My GCSE groups are studying The Lord of the Flies – I like doing the same texts with them as it eases up my planning a little bit. One is slightly ahead of the other and wrote an essay on the significance of Simon in the novel. I wanted a feedback lesson that would give them the opportunity to improve their own work but which would also get them to read each other’s, as I think they often have so much to gain from this sharing. I read all their essays, and wrote a grade on the bottom – a …

Represents / Characterises / Symbolises literary analysis

Recently, I’ve been working on ways to improve students’ analysis of language.  For me, it’s always the weakest assessment objective and is difficult to achieve a balance. You risk moving into the plodding “write three things about this word” approach, or tortured variations of PEA. On the other hand, neglect language analysis and you end up with a fluffy high-level essay that floats somewhere above the text without ever really pinning it down. My students often have a real flair for the interpretation of ideas, themes and characters, but the issue is that close analysis of how writers create meaning. …

GCSE – a more chaotic approach to medium term planning

This term, I’ve approached my Y10 English class slightly differently. Traditionally, we’ve done what the majority of English departments (I think) do: half-termly unit blocks on Shakespeare / modern novel / poetry etc. An assessment at the end of each half-term.

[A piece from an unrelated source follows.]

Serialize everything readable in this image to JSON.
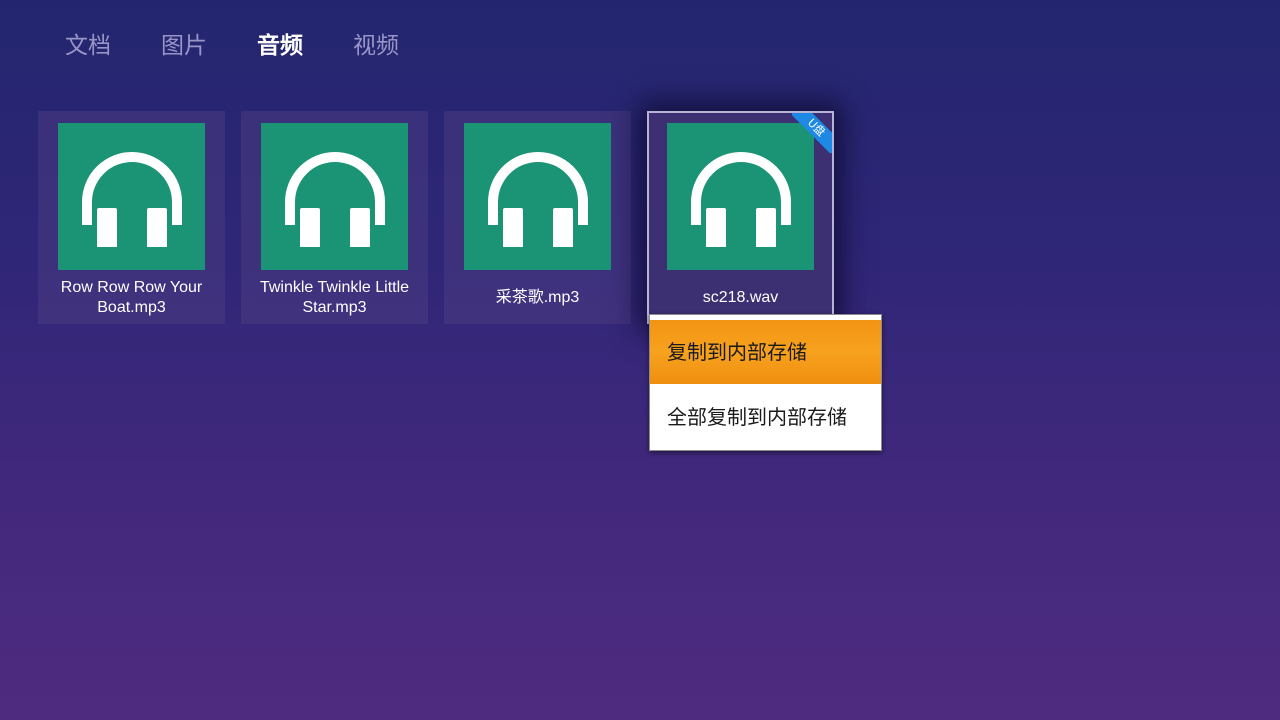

Teaching the old spec, we interspersed the language paper simply because we found it so dull we couldn’t face a full half-term of it. Reading a lot in the last year about memory, interleaving learning and so on, I decided to take a slightly different experimental approach. I’d teach it all at once. Essentially, returning to learning regularly is …

How to memorise quotes for English Literature exams

Download this post as a pdf Go through your exercise book and gather quotes It’s the best revision resource you have! Look back through your notes and essays. Make a list of the quotes you’ve used often – there’s a reason you keep coming back to them. Little and often Choose five or six at a time to work on. Trying to memorize too many will be difficult and you’re likely to get them mixed up. You won’t be able to learn 100 quotes in an afternoon – so start early, choose your list, and work through them gradually. Keep …

GCSE Revision: comparing texts

We did this lesson this morning. Fuelled by last-day tiredness, meaning I was searching for something more creative, and also because that class is feeling a little burned about the amount of revision ahead (particularly as they have just complete d revision essay based on last year’s text, and feel like they don’t remember much!) It was so simple, fun, and awesome. They wrote the name of every character they’ve studied on a piece of paper. From Jane Eyre, Lord of the Flies, Much Ado About Nothing, and the Love and Relationships poetry cluster – a recall exercise which had …

Ten tips for A-Level Literature students

Read the set texts Ok, so this is THE most obvious statement. But it’s also the absolutely most important thing. First time through, read it quickly. If it’s a novel, try to get it read in a week or so. Read it as a reader. Then, when you’ve finished, write a quick response to it. Don’t worry about being academic here, but think about what you remember about it, your first impressions on finishing, the characters and ideas of it. Read all the set texts. Get the list in advance and read all of them – a large part of …